Wednesday, 23 May 2018

7x7

labyrinthine: the hand-rendered mazes and patterns of Polish architect Wacław Szpakowski

american pastoral: acclaimed writer Philip Roth has passed away, aged 85

unanswered questions: a transcript Facebook CEO’s session before the European Union Parliament, just days before the GDPR goes into effect

pivot: geopolitical power shift perhaps captured in the juxtaposition of two seminal summits

grids and greenways: a plush rug maps out the borough of Manhattan

data-points: US leaders analyse the causes of gun violence  

blopper reel: outtakes from Emmet Otter’s Jug-Band Christmas


streamlining

Our gratitude to Nag on the Lake for introducing us to the Franco-American industrial design pioneer Raymond Loewy whose multidisciplinary vision informs a magnitude of iconic brands and defining how form follows function.
Among his contributions are the interior of the Boeing Stratoliner, various locomotives, coaches, the Sears Coldspot refrigerator, the Schick electric razor, the Lincoln Continental, a jukebox, a version of the Coca-Cola bottle and the Coke can, Lucky Strikes cigarette packaging, subway cars plus the interior and living space of Skylab and the Concorde.
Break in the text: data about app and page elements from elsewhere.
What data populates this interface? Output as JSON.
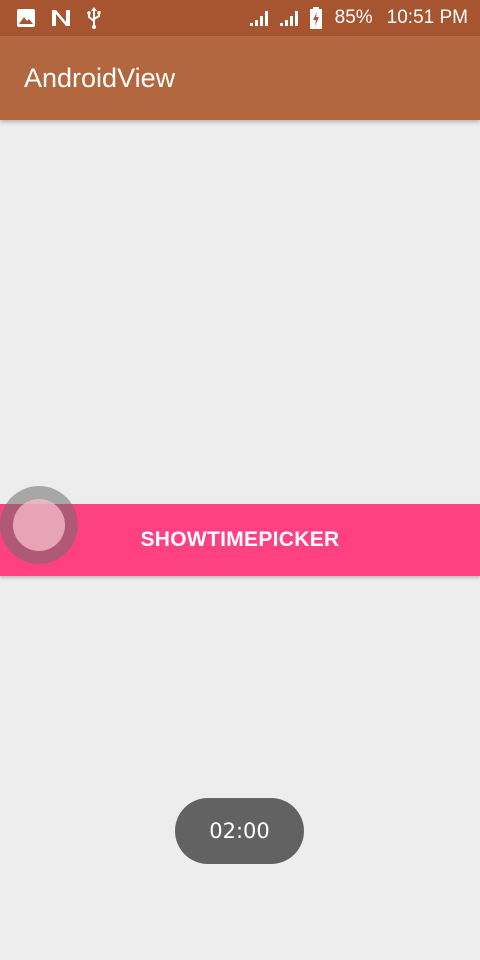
{
  "status_bar": {
    "left_icons": [
      "image-notification-icon",
      "n-notification-icon",
      "usb-icon"
    ],
    "right_icons": [
      "signal-icon",
      "signal-icon",
      "battery-charging-icon"
    ],
    "battery_percent": "85%",
    "time": "10:51 PM"
  },
  "app_bar": {
    "title": "AndroidView"
  },
  "main": {
    "button_label": "SHOWTIMEPICKER"
  },
  "toast": {
    "text": "02:00"
  },
  "colors": {
    "status_bar": "#a65530",
    "app_bar": "#b3673f",
    "accent": "#ff4081",
    "background": "#ededed",
    "toast": "#626262"
  }
}
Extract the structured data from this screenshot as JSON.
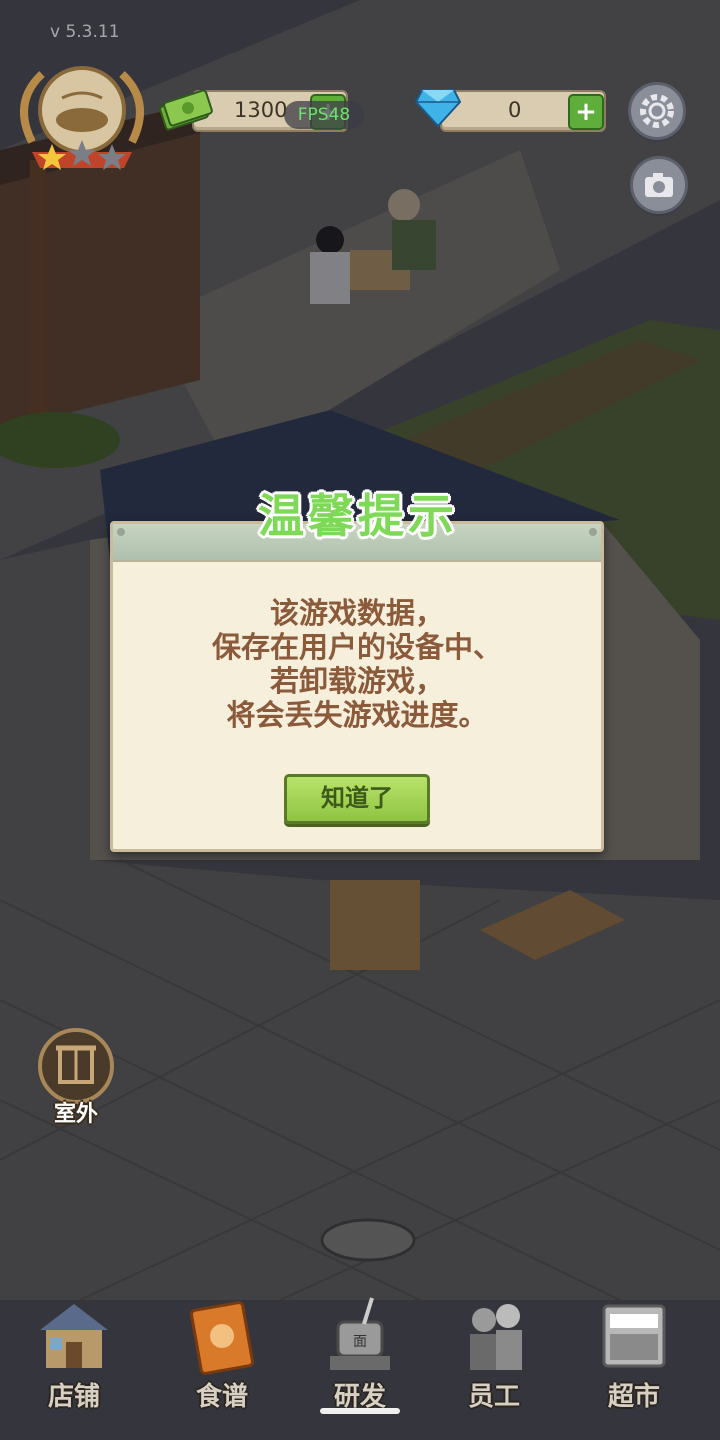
{
  "app": {
    "version": "v 5.3.11"
  },
  "hud": {
    "cash": {
      "value": "1300",
      "icon": "money-stack-icon"
    },
    "gems": {
      "value": "0",
      "icon": "diamond-icon"
    },
    "plus_label": "+",
    "fps": "FPS48"
  },
  "side": {
    "outdoor_label": "室外"
  },
  "dialog": {
    "title": "温馨提示",
    "lines": [
      "该游戏数据，",
      "保存在用户的设备中、",
      "若卸载游戏，",
      "将会丢失游戏进度。"
    ],
    "confirm_label": "知道了"
  },
  "nav": [
    {
      "label": "店铺",
      "icon": "shop-icon"
    },
    {
      "label": "食谱",
      "icon": "recipe-book-icon"
    },
    {
      "label": "研发",
      "icon": "cooking-pot-icon"
    },
    {
      "label": "员工",
      "icon": "staff-icon"
    },
    {
      "label": "超市",
      "icon": "supermarket-icon"
    }
  ],
  "colors": {
    "accent_green": "#7ed957",
    "dialog_text": "#8b5a3a",
    "dialog_bg": "#f6efdc"
  }
}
Additionally, Loewy created logos for TWA, SPAR, Exxon, Shell and many others. Go over to Nag on the Lake at the link up top to see an insightful 1979 CBS television interview with Loewy, dubbed by the press as the Man who Shaped America.

Tuesday, 22 May 2018

minutemen

Rummaging through the archives of the intrepid explorers at Amusing Planet, we came across a rather singular decommission of a former US defensive installation that effectively was only in service for a period of one day before being officially mothballed.
The remaining ensemble of buildings, including the pyramid-like housing of the Missile Site Radar and underground silos that held anti-ballistic missiles (rockets designed to disable in-coming weapons), of the Stanley R Mickelsen Safeguard Complex outside of the Grand Forks Air Base in the state of North Dakota were eventually purchased by a local Hutterite Colony (one of the Plain peoples) at an auction for half a million dollars in 2012 and was built in order to defend the arsenal of Minuteman missiles kept at the Air Base. Provisions of the 1972 Strategic Arms Limitation Talks (SALT I treaty) with the Soviet Union allowed signatories to equip themselves with a limited number of such anti-ballistic defences and the base in North Dakota was to be the first component of a large shielding, network. The base came on-line in April 1975 but would not achieve full operational capacity until 1 October 1975; the following day, the US legislature voted to deactivate the programme, recognising that militarily, it had little merit and could not justify the costs. After nearly a decade of development, Congress became convinced that the system devised by Bell Labs was a folly that would not deliver under actual assault and Safeguard was defunded. The new owners—who are attested pacifists—are charged with preserving the historic character of the site but I suppose otherwise are allowed to use it as they see fit. Be sure to visit Amusing Planet at the link up top to learn more and see a whole gallery of pictures of the base.

isonomia

Though I’d venture that the US has been undergoing its moment of constitutional crisis since installing a morally and financially bankrupt television reality show host and allowing his syndicate family to capture a purchase in government that will be a challenge to excise from their greedy, self-absorbed little hands, and though nothing comes as a surprise anymore in a world dilated by Trumpian times, this latest assault against justice and the primacy of law is pretty chilling.
Backed into a corner, Trump is trying to dismantle and discredit the FBI's investigation into Russian meddling by sewing the suggestion of partisanship behind it (isonomy is the principle that the law applies equally to all and that no one is above it), masking his own treason of unqualified narcissism that even bullying himself into a leadership role and its subsequent abdication of the responsibility that goes with it cannot even sate. Others in government and international observers know it’s the refuge of autocrats to pervert justice for their own gain and to silence dissent but those in a position to do something to reign in Trump are far too deep in the pockets of the lobbyists to speak up and the international community is recognising the fecklessness of faded power and influence. Omission and tacit-approval are indeed how the inviolable is violated.

Monday, 21 May 2018

playbill and pressbook

Though honoured and acknowledged throughout his career that spanned seven decades and intersected with the canon of every major producer, director and actor in Hollywood, the name Bill Gold, who passed away over the weekend at age 97, may not register for many though his signature style as the public face of cinema’s coming-attractions most certainly will be instantly recognisable. Establishing himself with a commission to do the publicity posters for Yankee Doodle Dandy in 1942, Gold created thousands of display materials for the box-office and bill-board, most prolific during the 1970s and 1980s—though coming out of semi-retirement to design posters for Mystic River and J. Edgar. Read a retrospective and sample a gallery of more of Gold’s iconic work at this American Film Institute profile from 2016.